It was not unheard of for women to fight alongside men in the army without revealing their true nature
Phoebe Hessel was born Phoebe Smith, in Stepney, and was baptised on 13 April 1713. She enlisted in the 5th Regiment of Foot to serve alongside her lover, and served as a soldier in the West Indies and Gibraltar. Both remained in the British Army, fought and were wounded in the Battle of Fontenoy in 1745.
She was 108 when she died. She is buried in the graveyard of the Church of St. Nicholas, Brighton.
Mary went back to living as a man and eventually found work as a sailor. Unfortunately, her ship was seized by pirates in the West Indies and Mary decided, or more than likely was forced, to become a buccaneer. A little later she joined a pirate ship captained by John (“Calico Jack”) Rackham and among the crew was Anne Bonny. Mary and Anne earned a reputation for ruthlessness and were described as “very profligate, cursing and swearing much, and very ready and willing to do anything on board.”
Being the only women on the ship and sharing a lot in common, they quickly became good friends. Some people believe that Mary enjoyed romantic liaisons with Anne, Jack and even one of the crew members. What is clear is that both became pregnant.
Mary’s pirate career ended, as did Anne’s in October 1720, when she was captured by Captain Barnet and taken to Port Royal, where she stood trial alongside Anne, Jack and the crew. They were all found guilty of piracy, but Mary and Anne were spared the death penalty because they were with child.
“I plead my belly.”
Mary died from a fever with her unborn child whilst in prison and was buried at St. Catherine’s parish in Jamaica.
It is impossible to say how much of what is commonly known or believed about Mary Read is true. It is certainly true that a woman by that name served with Rackham, and evidence is strong that both women on his ship were able, skilled pirates who were every bit as tough and ruthless as their male counterparts.
Anne and Mary captured the public imagination as the only two well documented female pirates in the so called “Golden Age of Piracy.” In an age and society where the freedom of women was greatly restricted, Mary and Anne lived a life at sea as full members of a pirate crew. As subsequent generations increasingly romanticize piracy, the likes of Jack Rackham, Anne Bonny, and Mary Read grew in popularity and stature.
The notion of female pirates as romantic figures gained traction in 1728 when noted playwright John Gay wrote the Opera ‘Polly’ in which a young Polly Peachum sails to the New World and takes up piracy as she searches for her husband.
Female pirates have been part of romantic pirate lore ever since.
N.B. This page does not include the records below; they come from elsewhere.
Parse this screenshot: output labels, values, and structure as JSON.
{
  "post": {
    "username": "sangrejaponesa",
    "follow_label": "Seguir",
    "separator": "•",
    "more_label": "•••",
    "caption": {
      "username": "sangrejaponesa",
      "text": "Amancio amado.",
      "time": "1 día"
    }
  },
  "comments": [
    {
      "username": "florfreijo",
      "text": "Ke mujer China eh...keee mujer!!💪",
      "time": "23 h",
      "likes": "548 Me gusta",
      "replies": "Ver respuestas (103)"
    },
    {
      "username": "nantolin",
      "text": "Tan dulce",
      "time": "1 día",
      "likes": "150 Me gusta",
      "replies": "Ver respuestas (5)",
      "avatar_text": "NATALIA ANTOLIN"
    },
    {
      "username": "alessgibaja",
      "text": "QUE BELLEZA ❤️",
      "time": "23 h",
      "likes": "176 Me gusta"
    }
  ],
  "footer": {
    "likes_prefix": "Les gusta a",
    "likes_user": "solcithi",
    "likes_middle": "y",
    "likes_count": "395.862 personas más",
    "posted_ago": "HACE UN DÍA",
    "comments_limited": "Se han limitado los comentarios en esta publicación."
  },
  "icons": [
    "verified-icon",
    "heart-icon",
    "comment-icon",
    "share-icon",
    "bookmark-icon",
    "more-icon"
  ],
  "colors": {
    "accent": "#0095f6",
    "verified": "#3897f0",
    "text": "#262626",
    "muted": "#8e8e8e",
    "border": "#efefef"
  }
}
Even modern fictional characters like Angelica, played by Penelope Cruz in Pirates of the Caribbean owe their existence to Mary and Anne.
In fact, it’s safe to say that they have had a far greater impact on popular culture than they ever had on eighteenth century shipping and commerce. ThoughtCo